[Page and application data records]
::::::

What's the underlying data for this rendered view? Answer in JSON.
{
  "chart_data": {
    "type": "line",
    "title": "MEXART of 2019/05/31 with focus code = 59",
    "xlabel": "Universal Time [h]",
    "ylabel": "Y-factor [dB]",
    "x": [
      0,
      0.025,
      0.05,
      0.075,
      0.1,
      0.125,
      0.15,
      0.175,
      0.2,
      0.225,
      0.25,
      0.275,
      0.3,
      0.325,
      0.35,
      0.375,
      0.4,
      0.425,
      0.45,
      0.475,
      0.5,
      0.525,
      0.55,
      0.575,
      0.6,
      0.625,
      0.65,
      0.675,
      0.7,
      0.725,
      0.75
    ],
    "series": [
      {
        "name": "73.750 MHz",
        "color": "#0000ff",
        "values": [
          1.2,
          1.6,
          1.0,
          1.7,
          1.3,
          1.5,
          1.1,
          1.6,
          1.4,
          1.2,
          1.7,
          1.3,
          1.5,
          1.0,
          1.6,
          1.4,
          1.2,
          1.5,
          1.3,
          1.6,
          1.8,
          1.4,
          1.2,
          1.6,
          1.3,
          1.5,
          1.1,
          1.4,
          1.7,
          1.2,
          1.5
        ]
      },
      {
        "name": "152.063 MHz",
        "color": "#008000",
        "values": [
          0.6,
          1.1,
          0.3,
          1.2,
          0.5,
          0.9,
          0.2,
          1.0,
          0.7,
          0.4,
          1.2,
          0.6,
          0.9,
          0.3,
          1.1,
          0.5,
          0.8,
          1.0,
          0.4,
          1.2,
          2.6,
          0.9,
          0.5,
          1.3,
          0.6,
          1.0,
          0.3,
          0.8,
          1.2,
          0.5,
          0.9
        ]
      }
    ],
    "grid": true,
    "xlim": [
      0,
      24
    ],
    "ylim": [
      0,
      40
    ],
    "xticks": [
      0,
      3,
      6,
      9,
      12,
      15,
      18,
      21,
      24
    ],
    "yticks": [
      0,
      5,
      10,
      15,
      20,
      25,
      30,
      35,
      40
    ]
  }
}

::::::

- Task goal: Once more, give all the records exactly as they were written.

- Exercise output:
What's the underlying data for this rendered view? Answer in JSON.
{
  "chart_data": {
    "type": "line",
    "title": "MEXART of 2019/05/31 with focus code = 59",
    "xlabel": "Universal Time [h]",
    "ylabel": "Y-factor [dB]",
    "x": [
      0,
      0.025,
      0.05,
      0.075,
      0.1,
      0.125,
      0.15,
      0.175,
      0.2,
      0.225,
      0.25,
      0.275,
      0.3,
      0.325,
      0.35,
      0.375,
      0.4,
      0.425,
      0.45,
      0.475,
      0.5,
      0.525,
      0.55,
      0.575,
      0.6,
      0.625,
      0.65,
      0.675,
      0.7,
      0.725,
      0.75
    ],
    "series": [
      {
        "name": "73.750 MHz",
        "color": "#0000ff",
        "values": [
          1.2,
          1.6,
          1.0,
          1.7,
          1.3,
          1.5,
          1.1,
          1.6,
          1.4,
          1.2,
          1.7,
          1.3,
          1.5,
          1.0,
          1.6,
          1.4,
          1.2,
          1.5,
          1.3,
          1.6,
          1.8,
          1.4,
          1.2,
          1.6,
          1.3,
          1.5,
          1.1,
          1.4,
          1.7,
          1.2,
          1.5
        ]
      },
      {
        "name": "152.063 MHz",
        "color": "#008000",
        "values": [
          0.6,
          1.1,
          0.3,
          1.2,
          0.5,
          0.9,
          0.2,
          1.0,
          0.7,
          0.4,
          1.2,
          0.6,
          0.9,
          0.3,
          1.1,
          0.5,
          0.8,
          1.0,
          0.4,
          1.2,
          2.6,
          0.9,
          0.5,
          1.3,
          0.6,
          1.0,
          0.3,
          0.8,
          1.2,
          0.5,
          0.9
        ]
      }
    ],
    "grid": true,
    "xlim": [
      0,
      24
    ],
    "ylim": [
      0,
      40
    ],
    "xticks": [
      0,
      3,
      6,
      9,
      12,
      15,
      18,
      21,
      24
    ],
    "yticks": [
      0,
      5,
      10,
      15,
      20,
      25,
      30,
      35,
      40
    ]
  }
}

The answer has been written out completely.